### Page and application data records

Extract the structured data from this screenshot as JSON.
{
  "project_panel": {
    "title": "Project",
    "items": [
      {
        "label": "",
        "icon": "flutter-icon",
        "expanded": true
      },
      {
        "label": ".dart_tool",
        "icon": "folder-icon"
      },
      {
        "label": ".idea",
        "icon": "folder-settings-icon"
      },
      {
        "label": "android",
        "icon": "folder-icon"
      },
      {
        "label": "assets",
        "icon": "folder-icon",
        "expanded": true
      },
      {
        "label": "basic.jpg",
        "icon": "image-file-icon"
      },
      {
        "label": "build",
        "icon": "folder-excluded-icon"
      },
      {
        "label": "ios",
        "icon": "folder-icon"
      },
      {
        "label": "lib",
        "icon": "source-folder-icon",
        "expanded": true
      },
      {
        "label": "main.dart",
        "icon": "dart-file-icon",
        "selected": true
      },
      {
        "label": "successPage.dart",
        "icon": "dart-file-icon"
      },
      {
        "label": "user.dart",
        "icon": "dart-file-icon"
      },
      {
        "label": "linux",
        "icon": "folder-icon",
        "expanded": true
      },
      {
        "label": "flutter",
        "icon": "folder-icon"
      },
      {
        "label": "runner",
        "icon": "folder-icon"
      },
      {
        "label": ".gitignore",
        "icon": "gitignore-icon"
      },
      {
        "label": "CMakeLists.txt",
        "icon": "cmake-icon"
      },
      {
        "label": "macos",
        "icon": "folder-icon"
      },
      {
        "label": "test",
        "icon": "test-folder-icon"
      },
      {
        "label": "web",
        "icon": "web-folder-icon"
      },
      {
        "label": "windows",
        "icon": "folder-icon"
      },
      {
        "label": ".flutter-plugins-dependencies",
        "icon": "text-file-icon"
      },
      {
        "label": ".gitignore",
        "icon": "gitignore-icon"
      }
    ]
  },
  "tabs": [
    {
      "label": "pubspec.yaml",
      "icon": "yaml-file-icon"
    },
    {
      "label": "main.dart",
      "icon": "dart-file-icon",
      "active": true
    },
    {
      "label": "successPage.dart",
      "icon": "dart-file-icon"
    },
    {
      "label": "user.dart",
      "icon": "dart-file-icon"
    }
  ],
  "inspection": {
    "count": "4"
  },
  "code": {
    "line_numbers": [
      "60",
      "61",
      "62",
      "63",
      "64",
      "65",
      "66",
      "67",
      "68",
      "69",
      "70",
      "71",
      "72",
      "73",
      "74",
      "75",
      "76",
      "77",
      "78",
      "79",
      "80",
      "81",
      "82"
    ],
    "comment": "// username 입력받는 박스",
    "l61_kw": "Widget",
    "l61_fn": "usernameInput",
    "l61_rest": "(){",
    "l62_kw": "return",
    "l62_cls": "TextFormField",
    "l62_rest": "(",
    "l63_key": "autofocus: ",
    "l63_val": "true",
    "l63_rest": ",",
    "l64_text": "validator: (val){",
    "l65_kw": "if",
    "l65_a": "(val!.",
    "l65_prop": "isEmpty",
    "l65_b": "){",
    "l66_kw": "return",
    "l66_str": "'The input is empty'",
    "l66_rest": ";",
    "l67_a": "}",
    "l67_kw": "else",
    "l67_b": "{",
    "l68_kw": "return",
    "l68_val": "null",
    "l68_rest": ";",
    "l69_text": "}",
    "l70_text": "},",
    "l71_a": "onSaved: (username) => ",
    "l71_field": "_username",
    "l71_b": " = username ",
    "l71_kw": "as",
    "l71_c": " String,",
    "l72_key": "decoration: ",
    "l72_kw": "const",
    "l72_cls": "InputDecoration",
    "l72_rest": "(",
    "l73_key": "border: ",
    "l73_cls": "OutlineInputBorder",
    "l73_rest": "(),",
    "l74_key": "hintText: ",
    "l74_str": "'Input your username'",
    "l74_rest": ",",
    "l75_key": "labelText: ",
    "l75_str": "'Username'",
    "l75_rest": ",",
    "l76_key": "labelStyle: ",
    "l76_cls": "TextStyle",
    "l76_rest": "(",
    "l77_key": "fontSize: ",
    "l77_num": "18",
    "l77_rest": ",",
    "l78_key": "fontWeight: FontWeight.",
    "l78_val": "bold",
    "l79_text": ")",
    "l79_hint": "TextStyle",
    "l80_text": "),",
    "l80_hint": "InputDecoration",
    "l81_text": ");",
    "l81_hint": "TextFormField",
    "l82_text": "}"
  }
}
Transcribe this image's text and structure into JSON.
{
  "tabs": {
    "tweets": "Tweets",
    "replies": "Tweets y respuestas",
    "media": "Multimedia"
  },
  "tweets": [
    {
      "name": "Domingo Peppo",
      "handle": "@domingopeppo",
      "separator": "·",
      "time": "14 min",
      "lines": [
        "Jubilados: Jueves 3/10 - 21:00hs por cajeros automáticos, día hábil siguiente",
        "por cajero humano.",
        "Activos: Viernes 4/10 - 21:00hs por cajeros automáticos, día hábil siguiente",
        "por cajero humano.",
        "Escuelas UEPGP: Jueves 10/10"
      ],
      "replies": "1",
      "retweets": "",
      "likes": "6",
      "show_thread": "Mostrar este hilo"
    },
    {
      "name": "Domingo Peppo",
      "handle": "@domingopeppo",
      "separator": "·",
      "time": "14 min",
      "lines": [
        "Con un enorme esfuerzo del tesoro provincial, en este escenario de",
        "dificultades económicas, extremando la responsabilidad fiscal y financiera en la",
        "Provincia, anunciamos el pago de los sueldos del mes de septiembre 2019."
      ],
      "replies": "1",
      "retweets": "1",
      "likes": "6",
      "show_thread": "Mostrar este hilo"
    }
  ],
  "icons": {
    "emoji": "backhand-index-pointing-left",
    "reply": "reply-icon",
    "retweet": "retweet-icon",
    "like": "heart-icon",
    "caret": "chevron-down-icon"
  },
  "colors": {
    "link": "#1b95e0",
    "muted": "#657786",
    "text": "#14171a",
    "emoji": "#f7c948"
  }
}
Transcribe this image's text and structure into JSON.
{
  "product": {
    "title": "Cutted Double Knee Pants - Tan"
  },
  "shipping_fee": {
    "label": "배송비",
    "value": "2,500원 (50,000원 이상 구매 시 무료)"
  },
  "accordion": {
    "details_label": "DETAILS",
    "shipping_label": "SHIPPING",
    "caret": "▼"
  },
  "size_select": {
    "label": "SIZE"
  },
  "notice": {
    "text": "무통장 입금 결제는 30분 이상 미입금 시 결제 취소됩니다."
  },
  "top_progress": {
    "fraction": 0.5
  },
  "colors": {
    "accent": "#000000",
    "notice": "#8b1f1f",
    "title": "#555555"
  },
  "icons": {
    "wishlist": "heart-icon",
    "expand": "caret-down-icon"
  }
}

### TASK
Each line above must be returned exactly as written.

### COMPLETED TASK
Extract the structured data from this screenshot as JSON.
{
  "project_panel": {
    "title": "Project",
    "items": [
      {
        "label": "",
        "icon": "flutter-icon",
        "expanded": true
      },
      {
        "label": ".dart_tool",
        "icon": "folder-icon"
      },
      {
        "label": ".idea",
        "icon": "folder-settings-icon"
      },
      {
        "label": "android",
        "icon": "folder-icon"
      },
      {
        "label": "assets",
        "icon": "folder-icon",
        "expanded": true
      },
      {
        "label": "basic.jpg",
        "icon": "image-file-icon"
      },
      {
        "label": "build",
        "icon": "folder-excluded-icon"
      },
      {
        "label": "ios",
        "icon": "folder-icon"
      },
      {
        "label": "lib",
        "icon": "source-folder-icon",
        "expanded": true
      },
      {
        "label": "main.dart",
        "icon": "dart-file-icon",
        "selected": true
      },
      {
        "label": "successPage.dart",
        "icon": "dart-file-icon"
      },
      {
        "label": "user.dart",
        "icon": "dart-file-icon"
      },
      {
        "label": "linux",
        "icon": "folder-icon",
        "expanded": true
      },
      {
        "label": "flutter",
        "icon": "folder-icon"
      },
      {
        "label": "runner",
        "icon": "folder-icon"
      },
      {
        "label": ".gitignore",
        "icon": "gitignore-icon"
      },
      {
        "label": "CMakeLists.txt",
        "icon": "cmake-icon"
      },
      {
        "label": "macos",
        "icon": "folder-icon"
      },
      {
        "label": "test",
        "icon": "test-folder-icon"
      },
      {
        "label": "web",
        "icon": "web-folder-icon"
      },
      {
        "label": "windows",
        "icon": "folder-icon"
      },
      {
        "label": ".flutter-plugins-dependencies",
        "icon": "text-file-icon"
      },
      {
        "label": ".gitignore",
        "icon": "gitignore-icon"
      }
    ]
  },
  "tabs": [
    {
      "label": "pubspec.yaml",
      "icon": "yaml-file-icon"
    },
    {
      "label": "main.dart",
      "icon": "dart-file-icon",
      "active": true
    },
    {
      "label": "successPage.dart",
      "icon": "dart-file-icon"
    },
    {
      "label": "user.dart",
      "icon": "dart-file-icon"
    }
  ],
  "inspection": {
    "count": "4"
  },
  "code": {
    "line_numbers": [
      "60",
      "61",
      "62",
      "63",
      "64",
      "65",
      "66",
      "67",
      "68",
      "69",
      "70",
      "71",
      "72",
      "73",
      "74",
      "75",
      "76",
      "77",
      "78",
      "79",
      "80",
      "81",
      "82"
    ],
    "comment": "// username 입력받는 박스",
    "l61_kw": "Widget",
    "l61_fn": "usernameInput",
    "l61_rest": "(){",
    "l62_kw": "return",
    "l62_cls": "TextFormField",
    "l62_rest": "(",
    "l63_key": "autofocus: ",
    "l63_val": "true",
    "l63_rest": ",",
    "l64_text": "validator: (val){",
    "l65_kw": "if",
    "l65_a": "(val!.",
    "l65_prop": "isEmpty",
    "l65_b": "){",
    "l66_kw": "return",
    "l66_str": "'The input is empty'",
    "l66_rest": ";",
    "l67_a": "}",
    "l67_kw": "else",
    "l67_b": "{",
    "l68_kw": "return",
    "l68_val": "null",
    "l68_rest": ";",
    "l69_text": "}",
    "l70_text": "},",
    "l71_a": "onSaved: (username) => ",
    "l71_field": "_username",
    "l71_b": " = username ",
    "l71_kw": "as",
    "l71_c": " String,",
    "l72_key": "decoration: ",
    "l72_kw": "const",
    "l72_cls": "InputDecoration",
    "l72_rest": "(",
    "l73_key": "border: ",
    "l73_cls": "OutlineInputBorder",
    "l73_rest": "(),",
    "l74_key": "hintText: ",
    "l74_str": "'Input your username'",
    "l74_rest": ",",
    "l75_key": "labelText: ",
    "l75_str": "'Username'",
    "l75_rest": ",",
    "l76_key": "labelStyle: ",
    "l76_cls": "TextStyle",
    "l76_rest": "(",
    "l77_key": "fontSize: ",
    "l77_num": "18",
    "l77_rest": ",",
    "l78_key": "fontWeight: FontWeight.",
    "l78_val": "bold",
    "l79_text": ")",
    "l79_hint": "TextStyle",
    "l80_text": "),",
    "l80_hint": "InputDecoration",
    "l81_text": ");",
    "l81_hint": "TextFormField",
    "l82_text": "}"
  }
}
Transcribe this image's text and structure into JSON.
{
  "tabs": {
    "tweets": "Tweets",
    "replies": "Tweets y respuestas",
    "media": "Multimedia"
  },
  "tweets": [
    {
      "name": "Domingo Peppo",
      "handle": "@domingopeppo",
      "separator": "·",
      "time": "14 min",
      "lines": [
        "Jubilados: Jueves 3/10 - 21:00hs por cajeros automáticos, día hábil siguiente",
        "por cajero humano.",
        "Activos: Viernes 4/10 - 21:00hs por cajeros automáticos, día hábil siguiente",
        "por cajero humano.",
        "Escuelas UEPGP: Jueves 10/10"
      ],
      "replies": "1",
      "retweets": "",
      "likes": "6",
      "show_thread": "Mostrar este hilo"
    },
    {
      "name": "Domingo Peppo",
      "handle": "@domingopeppo",
      "separator": "·",
      "time": "14 min",
      "lines": [
        "Con un enorme esfuerzo del tesoro provincial, en este escenario de",
        "dificultades económicas, extremando la responsabilidad fiscal y financiera en la",
        "Provincia, anunciamos el pago de los sueldos del mes de septiembre 2019."
      ],
      "replies": "1",
      "retweets": "1",
      "likes": "6",
      "show_thread": "Mostrar este hilo"
    }
  ],
  "icons": {
    "emoji": "backhand-index-pointing-left",
    "reply": "reply-icon",
    "retweet": "retweet-icon",
    "like": "heart-icon",
    "caret": "chevron-down-icon"
  },
  "colors": {
    "link": "#1b95e0",
    "muted": "#657786",
    "text": "#14171a",
    "emoji": "#f7c948"
  }
}
Transcribe this image's text and structure into JSON.
{
  "product": {
    "title": "Cutted Double Knee Pants - Tan"
  },
  "shipping_fee": {
    "label": "배송비",
    "value": "2,500원 (50,000원 이상 구매 시 무료)"
  },
  "accordion": {
    "details_label": "DETAILS",
    "shipping_label": "SHIPPING",
    "caret": "▼"
  },
  "size_select": {
    "label": "SIZE"
  },
  "notice": {
    "text": "무통장 입금 결제는 30분 이상 미입금 시 결제 취소됩니다."
  },
  "top_progress": {
    "fraction": 0.5
  },
  "colors": {
    "accent": "#000000",
    "notice": "#8b1f1f",
    "title": "#555555"
  },
  "icons": {
    "wishlist": "heart-icon",
    "expand": "caret-down-icon"
  }
}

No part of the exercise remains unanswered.